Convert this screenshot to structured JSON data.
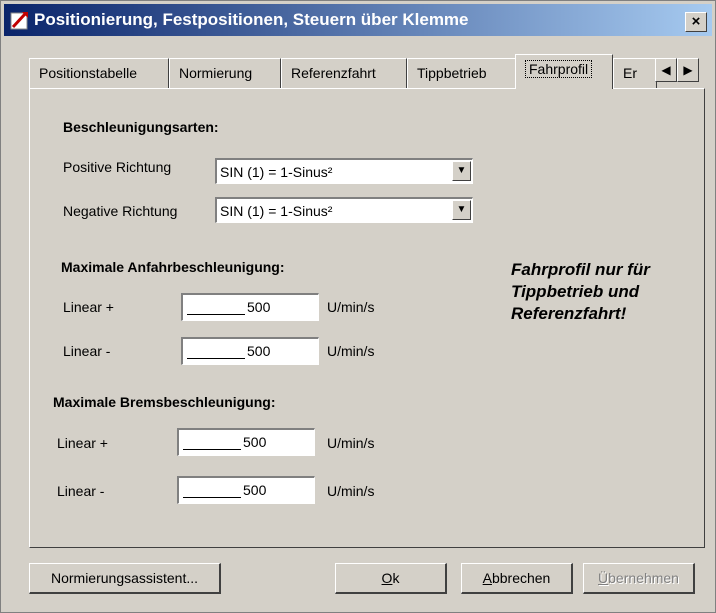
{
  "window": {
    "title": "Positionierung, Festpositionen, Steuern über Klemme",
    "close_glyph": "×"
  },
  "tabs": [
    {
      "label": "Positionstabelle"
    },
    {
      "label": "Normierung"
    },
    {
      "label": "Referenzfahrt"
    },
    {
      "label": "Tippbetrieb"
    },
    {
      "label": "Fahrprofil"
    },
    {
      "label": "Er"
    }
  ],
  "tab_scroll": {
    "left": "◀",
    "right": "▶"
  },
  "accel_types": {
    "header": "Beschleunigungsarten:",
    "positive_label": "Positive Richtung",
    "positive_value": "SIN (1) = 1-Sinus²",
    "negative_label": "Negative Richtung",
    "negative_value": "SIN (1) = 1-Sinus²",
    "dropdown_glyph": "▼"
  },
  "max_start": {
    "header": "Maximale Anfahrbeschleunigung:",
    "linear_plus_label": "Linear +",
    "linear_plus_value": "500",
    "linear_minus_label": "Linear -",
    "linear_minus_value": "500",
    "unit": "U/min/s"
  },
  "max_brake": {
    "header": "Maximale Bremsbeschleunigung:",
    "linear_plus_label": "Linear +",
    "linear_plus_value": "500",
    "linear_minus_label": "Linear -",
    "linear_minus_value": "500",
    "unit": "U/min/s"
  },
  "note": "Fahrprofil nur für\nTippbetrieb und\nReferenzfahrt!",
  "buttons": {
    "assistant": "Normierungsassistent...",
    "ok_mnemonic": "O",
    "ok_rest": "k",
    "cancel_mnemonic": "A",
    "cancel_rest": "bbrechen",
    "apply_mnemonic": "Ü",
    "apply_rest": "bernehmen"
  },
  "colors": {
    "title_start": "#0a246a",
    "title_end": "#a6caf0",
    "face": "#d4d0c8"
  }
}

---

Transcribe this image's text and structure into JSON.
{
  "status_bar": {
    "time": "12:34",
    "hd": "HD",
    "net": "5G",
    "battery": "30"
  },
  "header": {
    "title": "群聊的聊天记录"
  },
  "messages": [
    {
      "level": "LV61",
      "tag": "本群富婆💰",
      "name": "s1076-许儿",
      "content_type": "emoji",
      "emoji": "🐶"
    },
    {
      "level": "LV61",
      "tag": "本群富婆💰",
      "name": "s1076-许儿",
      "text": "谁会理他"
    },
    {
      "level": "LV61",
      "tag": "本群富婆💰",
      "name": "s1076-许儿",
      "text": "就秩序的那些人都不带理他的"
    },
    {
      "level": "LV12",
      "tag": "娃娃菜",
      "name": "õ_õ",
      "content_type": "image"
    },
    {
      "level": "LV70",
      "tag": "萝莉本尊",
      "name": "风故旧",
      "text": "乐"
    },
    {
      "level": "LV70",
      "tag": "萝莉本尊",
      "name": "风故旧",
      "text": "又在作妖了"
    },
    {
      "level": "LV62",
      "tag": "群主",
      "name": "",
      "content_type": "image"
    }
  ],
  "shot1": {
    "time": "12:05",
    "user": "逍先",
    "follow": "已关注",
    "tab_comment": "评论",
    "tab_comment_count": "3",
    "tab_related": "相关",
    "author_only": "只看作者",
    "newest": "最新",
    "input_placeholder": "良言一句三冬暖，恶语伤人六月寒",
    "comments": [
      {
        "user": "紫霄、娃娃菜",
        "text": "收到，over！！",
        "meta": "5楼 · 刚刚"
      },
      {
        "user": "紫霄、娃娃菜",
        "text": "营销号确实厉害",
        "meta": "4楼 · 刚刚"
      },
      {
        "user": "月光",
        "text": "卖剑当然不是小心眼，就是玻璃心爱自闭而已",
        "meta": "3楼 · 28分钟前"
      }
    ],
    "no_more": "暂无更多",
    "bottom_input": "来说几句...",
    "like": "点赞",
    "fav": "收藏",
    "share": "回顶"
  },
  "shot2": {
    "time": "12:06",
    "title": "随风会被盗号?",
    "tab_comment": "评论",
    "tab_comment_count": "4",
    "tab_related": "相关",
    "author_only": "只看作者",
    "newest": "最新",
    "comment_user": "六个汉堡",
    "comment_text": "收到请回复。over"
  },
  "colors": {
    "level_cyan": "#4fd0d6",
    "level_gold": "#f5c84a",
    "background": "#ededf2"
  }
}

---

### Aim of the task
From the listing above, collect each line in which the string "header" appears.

### Task answer
    "header": "Beschleunigungsarten:",
    "header": "Maximale Anfahrbeschleunigung:",
    "header": "Maximale Bremsbeschleunigung:",
  "header": {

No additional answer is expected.